The root container always has a container ID of 1; it stores system metadata and information on "common users" who can access and manage all of the containers in a CDB. The second container is a seed PDB that contains a pluggable database template. And the initial PDB is listed with a container ID of 3. Reflecting that, the root container has a PDB count of 1; the seed PDB isn't part of the count. By comparison, if this wasn't a multi-tenant database, the query would return a single row with matching container and database names.
As is, my organization can use the container database under Oracle's standard single-tenant database license. If I create another PDB in it, we'll need to license the extra-cost Oracle Multitenant option for on-premises versions of Oracle Database Enterprise Edition. With that, I can configure up to 252 PDBs in a regular database server and 4,096 in one that runs on an Oracle engineered system.

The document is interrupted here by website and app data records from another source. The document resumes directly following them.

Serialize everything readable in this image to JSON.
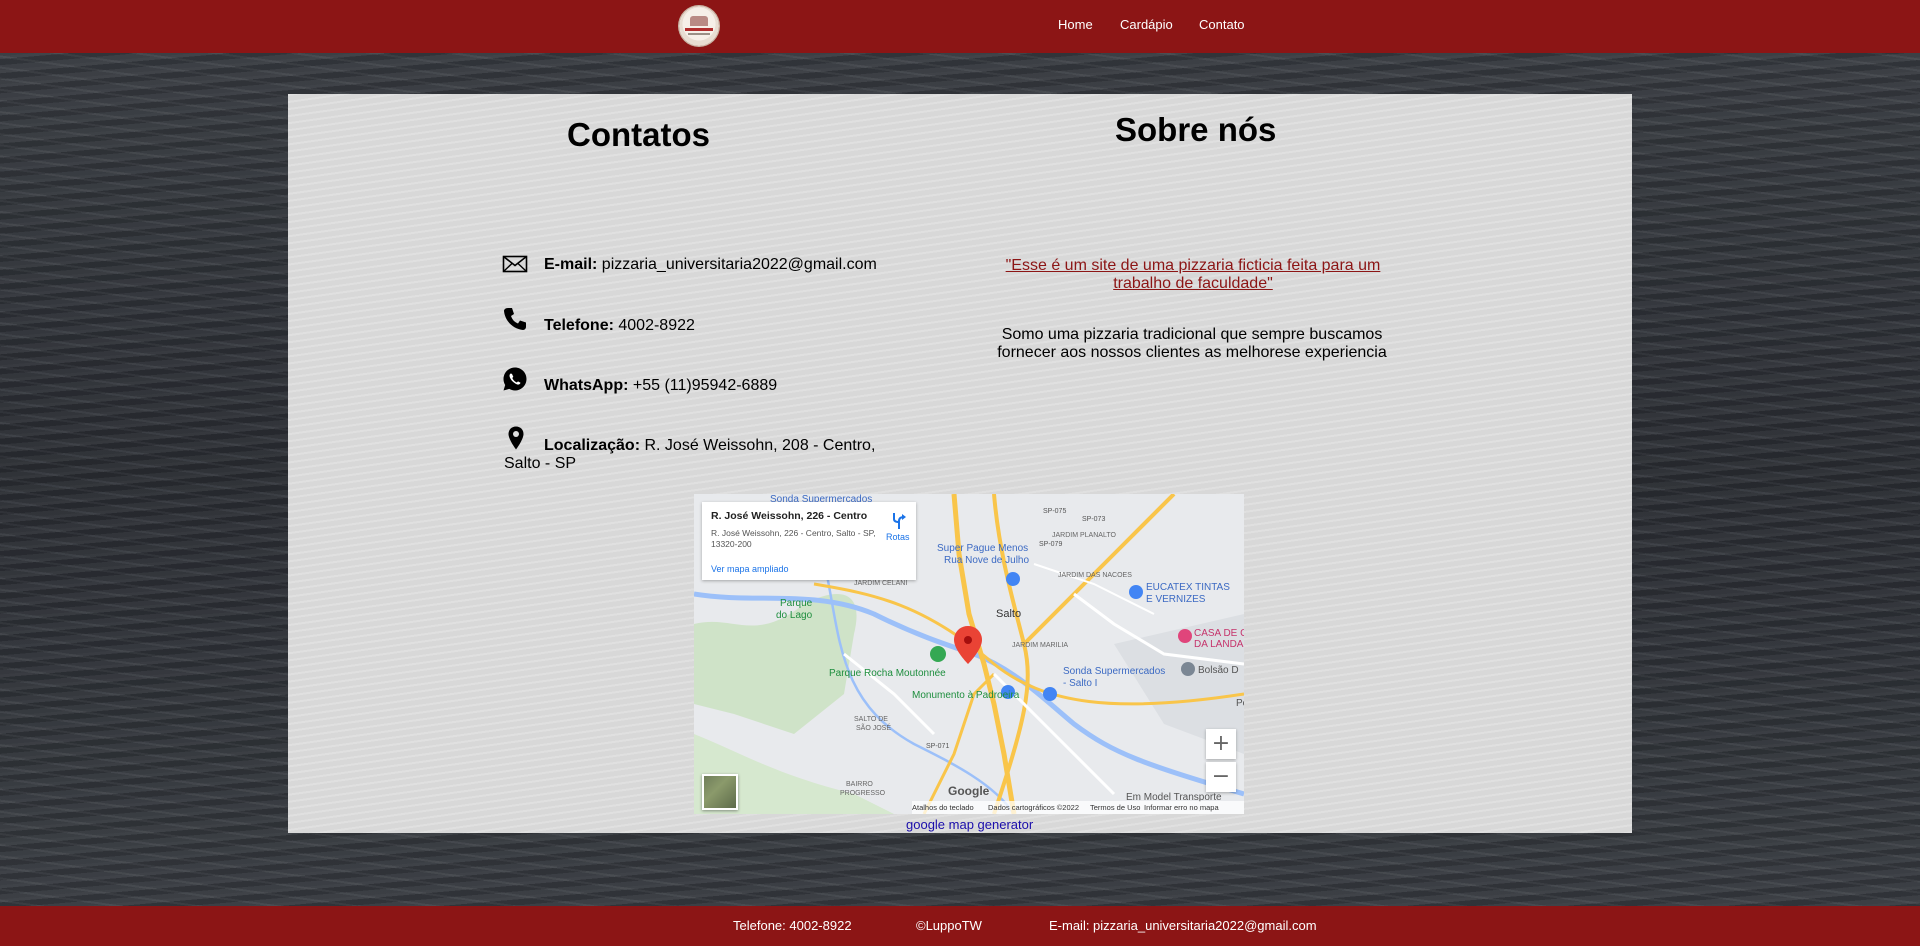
{
  "header": {
    "nav": [
      {
        "label": "Home"
      },
      {
        "label": "Cardápio"
      },
      {
        "label": "Contato"
      }
    ]
  },
  "contacts": {
    "title": "Contatos",
    "email_label": "E-mail:",
    "email_value": " pizzaria_universitaria2022@gmail.com",
    "phone_label": "Telefone:",
    "phone_value": " 4002-8922",
    "whatsapp_label": "WhatsApp:",
    "whatsapp_value": " +55 (11)95942-6889",
    "location_label": "Localização:",
    "location_value": " R. José Weissohn, 208 - Centro,",
    "location_value2": "Salto - SP"
  },
  "about": {
    "title": "Sobre nós",
    "link_text": "\"Esse é um site de uma pizzaria ficticia feita para um trabalho de faculdade\"",
    "text": "Somo uma pizzaria tradicional que sempre buscamos fornecer aos nossos clientes as melhorese experiencia"
  },
  "map": {
    "card_title": "R. José Weissohn, 226 - Centro",
    "card_address": "R. José Weissohn, 226 - Centro, Salto - SP, 13320-200",
    "card_link": "Ver mapa ampliado",
    "directions_label": "Rotas",
    "zoom_in": "+",
    "zoom_out": "−",
    "google": "Google",
    "footer": {
      "shortcuts": "Atalhos do teclado",
      "data": "Dados cartográficos ©2022",
      "terms": "Termos de Uso",
      "report": "Informar erro no mapa"
    },
    "labels": {
      "sonda_top": "Sonda Supermercados",
      "super_pague": "Super Pague Menos",
      "rua_nove": "Rua Nove de Julho",
      "jardim_planalto": "JARDIM PLANALTO",
      "jardim_das_nacoes": "JARDIM DAS NACOES",
      "eucatex": "EUCATEX TINTAS",
      "eucatex2": "E VERNIZES",
      "jardim_celani": "JARDIM CELANI",
      "parque_lago": "Parque",
      "parque_lago2": "do Lago",
      "salto": "Salto",
      "jardim_marilia": "JARDIM MARILIA",
      "casa_de": "CASA DE C",
      "da_landa": "DA LANDA",
      "parque_rocha": "Parque Rocha Moutonnée",
      "sonda_salto": "Sonda Supermercados",
      "sonda_salto2": "- Salto I",
      "bolsao": "Bolsão D",
      "monumento": "Monumento à Padroeira",
      "salto_de_sao_jose": "SALTO DE",
      "salto_de_sao_jose2": "SÃO JOSÉ",
      "bairro_progresso": "BAIRRO",
      "bairro_progresso2": "PROGRESSO",
      "sp075": "SP-075",
      "sp073": "SP-073",
      "sp079": "SP-079",
      "sp071": "SP-071",
      "p": "Pc",
      "em_model": "Em Model Transporte"
    }
  },
  "generator_link": "google map generator",
  "footer": {
    "phone": "Telefone: 4002-8922",
    "copyright": "©LuppoTW",
    "email": "E-mail: pizzaria_universitaria2022@gmail.com"
  },
  "colors": {
    "brand_red": "#8c1515",
    "panel": "#dddddd"
  }
}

Adding pluggable databases to a CDB
In the Oracle Multitenant architecture, the CDB is just a shell that doesn't contain any real data, tables or other database objects for applications to use. Before we can store data, we need to create PDBs, which look like separate databases to applications.
An easy way to understand this architecture is to think of an apartment building. The building is the container, and each apartment houses a different tenant. You fill your apartment with your belongings and don't want other tenants to be able to use them without permission, so there's a lock on your door. Similarly, Oracle Multitenant doesn't enable users of one pluggable database to access a different PDB unless a DBA has set up database links to connect them, as in conventional Oracle databases.
The easiest way to create a new pluggable database inside a container database is to use DBCA again. On the initial screen, I selected the option to manage pluggable databases, as shown in Figure 2.
The next screen includes options to create, delete, unplug or configure a PDB. After selecting the Create option, I have the choice of whether to create the pluggable database from another PDB or by plugging in one that had been unplugged from some other CDB. I selected the first option, as shown in Figure 3, using the seed PDB as the basis for my new database.
On the next screen -- shown in Figure 4 -- I provided a name for the PDB and an administrator username and password. For the remainder of the DBCA wizard, I accepted the default values and clicked the Next button. When I reached the summary screen, I pressed the Finish button, and DBCA got to work creating the HR_PROD pluggable database.
Command-line approach to PDB creation
For those DBAs who like to use the command line instead, you can easily create a PDB in SQL*Plus with the CREATE PLUGGABLE DATABASE command. The example below creates the same PDB as I did above and then opens it for use:
SQL> create pluggable database hr_prod
2 admin user hradmin identified by Password1;
Pluggable database created.
SQL> alter pluggable database hr_prod open;
Pluggable database altered.
Next, I used the following series of commands to verify that the new PDB exists and alter my user session to work in it instead of the root container in the container database. Once my session is in the PDB, I can create tables and populate it with data.
SQL> show pdbs
CON_ID CON_NAME OPEN MODE RESTRICTED
---------- ------------------------------ ---------- ----------
2 PDB$SEED READ ONLY NO
3 FIRSTPDB READ WRITE NO
4 HR_PROD READ WRITE NO
SQL> show con_name
SQL> alter session set container=hr_prod;
SQL> show con_name